Ryan Zimmerman arrived at the clubhouse at Nationals Park as he has done so many times before.
He greeted teammates and began his typical pre-game routine. But this would be a day unlike any other in his 10-year career. The longest-tenured Nats player, who was drafted in June of 2005 and made his big-league debut just three months later, looked at the lineup card written by manager Matt Williams and saw his new reality: Zimmerman, LF.
The intricacies of Washington’s roster fostered Zimmerman’s switch from third base, where he has played in 1,119 games out of 1,120 in his career, to left field, where he played three uneventful games over the weekend during a rehabilitation assignment at Single-A Potomac to test a broken right thumb.
But an arthritic right shoulder, lingering throwing issues, the day-to-day toll playing third base takes on a body, the defensive abilities of Anthony Rendon at third base, and left fielder Bryce Harper’s torn thumb ligament made Zimmerman’s shift to left field sensible to Washington’s front office and coaches.
“Hitting fifth and playing left, obviously it’s different than playing third. But I really don’t get caught up in that stuff that much,” Zimmerman said. “I take a lot of pride in playing baseball and being a good player, but very rarely do people get to play the same position their whole career. I’m lucky enough to be able to play as long as I’ve played so far. I have, hopefully, a long career ahead of me and if that includes a little bit of left field then that’s what it does.”
Zimmerman took the move in stride Tuesday night in a 7-0 victory over the Phillies, handling both of his chances in left field and going 2 for 4 with two doubles in his first appearance since breaking his thumb April 12 against Atlanta.
Jordan Zimmermann pitched eight innings for his fourth win as the Nationals returned to .500 (28-28).
Nats manager Matt Williams took a shorter view of moving his veteran third baseman to left field. He left open the possibility of getting Zimmerman at-bats at first base and third base. And when Harper returns in July, the initial plan is to move Zimmerman back to the infield. If that’s at third base, then Rendon can switch to second again with Danny Espinosa moving to the bench. If Adam LaRoche is hurt — he spent time on the 15-day disabled list earlier this season with a quadriceps injury — then it could be at first base, too.

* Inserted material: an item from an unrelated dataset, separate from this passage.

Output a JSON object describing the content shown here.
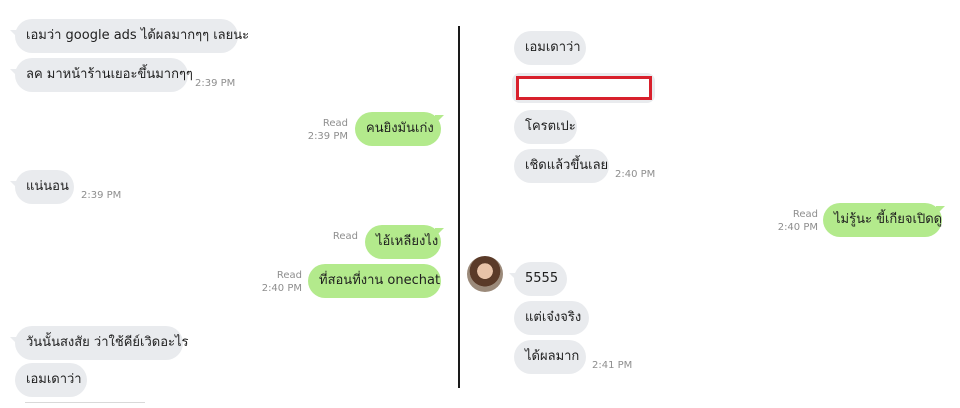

“I don’t think [Zimmerman is] an outfielder,” Williams said. “I think he’s a great athlete and I think he can do a fine job out there. I think it’s collectively what we think we need right now. Certainly, you don’t want to just say we’re going to take other guys out of other positions. Would he like to pay third? Of course. … I think he’s a third baseman who’s been pressed into duty in the outfield.”

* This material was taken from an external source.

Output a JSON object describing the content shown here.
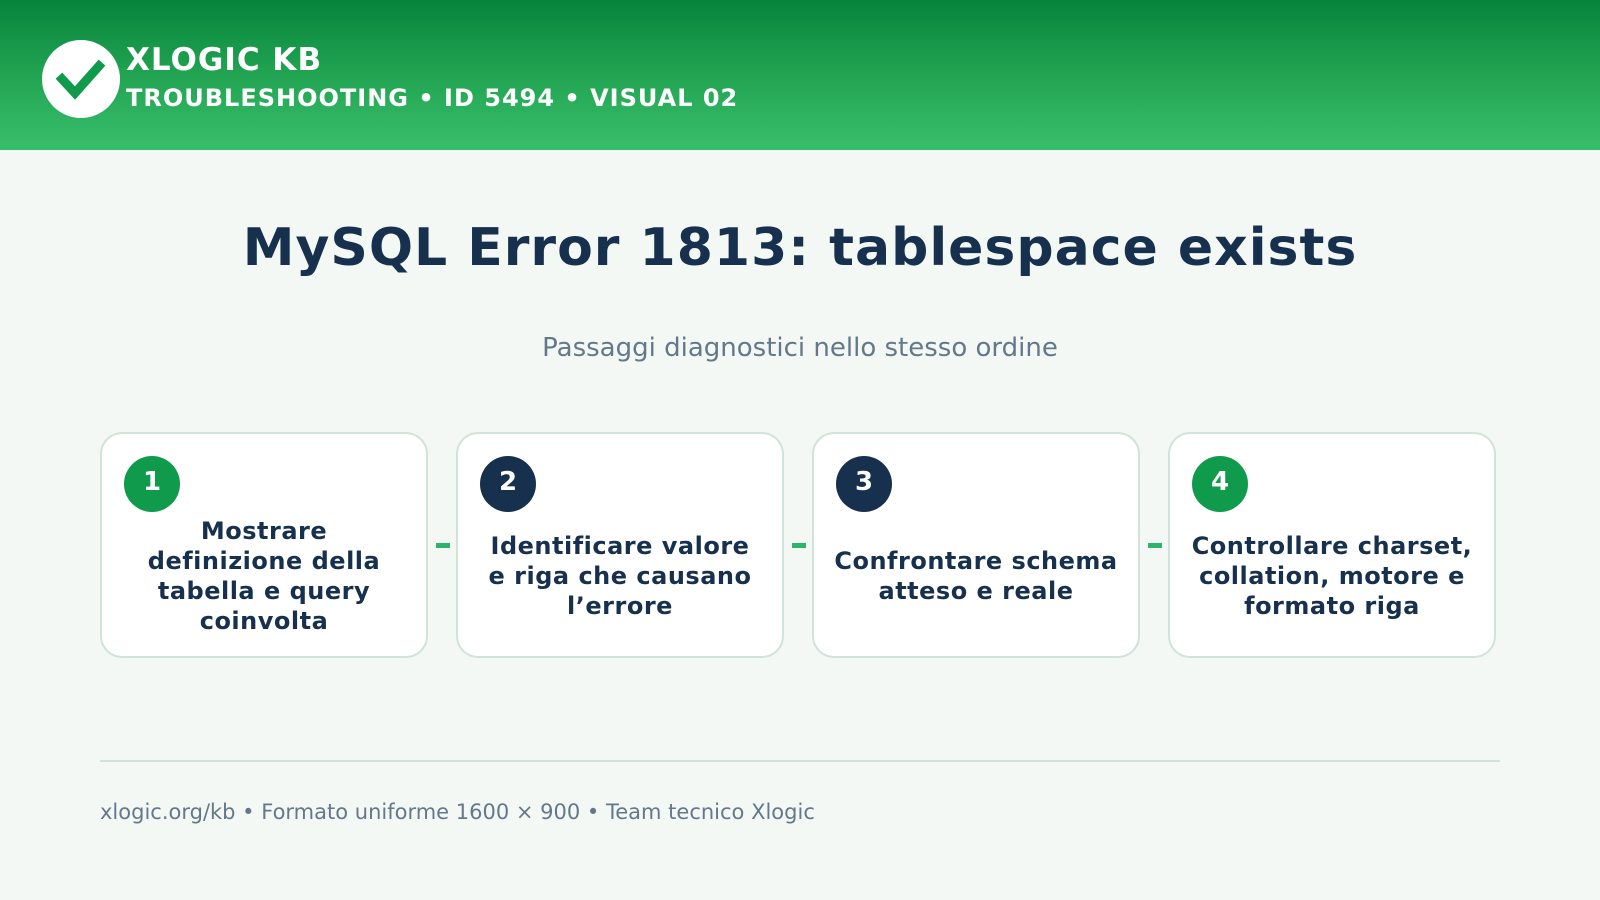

Last week, Zimmerman took grounders at third and first as he waited to return from a broken thumb suffered diving back into second base in an early season game against the Braves. He missed 44 games.
Williams admitted that the Nats are willing to live with minor mistakes as Zimmerman adjusts to the position. There is less pressure on his shoulder because he can put his whole body into throws. But proper routes to fly balls and playing caroms off the fence and knowing when to lay out for a ball and when to let it drop are all new experiences for Zimmerman. There is a steep learning curve. That also might be temporary. Williams made it clear a return to the infield is likely when Harper returns.

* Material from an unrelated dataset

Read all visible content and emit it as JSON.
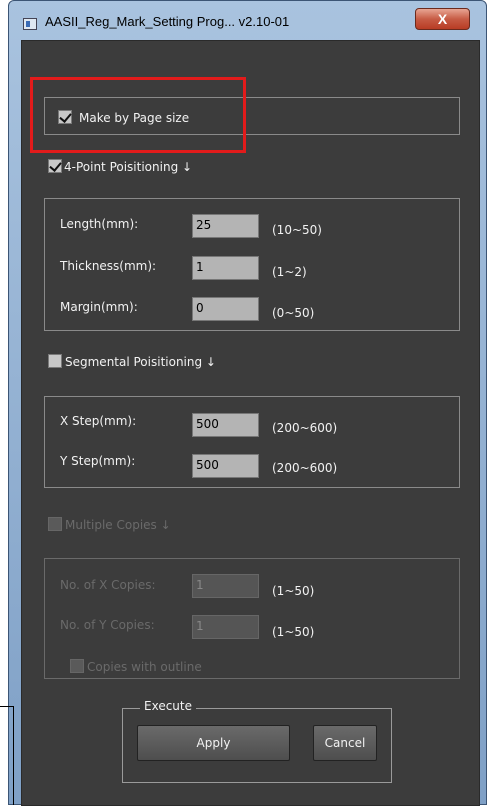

“We have to make sure that we clarify that it’s not necessarily a position change,” Williams said. “It’s on an interim basis.”
And that summed up the day for Zimmerman. Was this a permanent change, the end of one part of his career and an abrupt, unwelcome shift into another at age 29? Or will he be back at third base, his shoulder rested, his throwing issues resolved?
On Tuesday, all that mattered to Zimmerman was that he was back in the lineup, on the field again contributing as he always has for the club. There is an NL East Division title to regain, a playoff spot still there for the taking and, as Zimmerman knows well now, the window for such accomplishments can shut quickly for any club.
“The last couple years at third have been tough for me, mentally, physically,” Zimmerman said. “I’ve had to really grind it out. It’s been tough. To learn something new, to go out there and have fun and play ball again is refreshing, I guess, if you want to say it that way. Most importantly, what I’ve said before, it gives us the best chance to win. That’s the point.”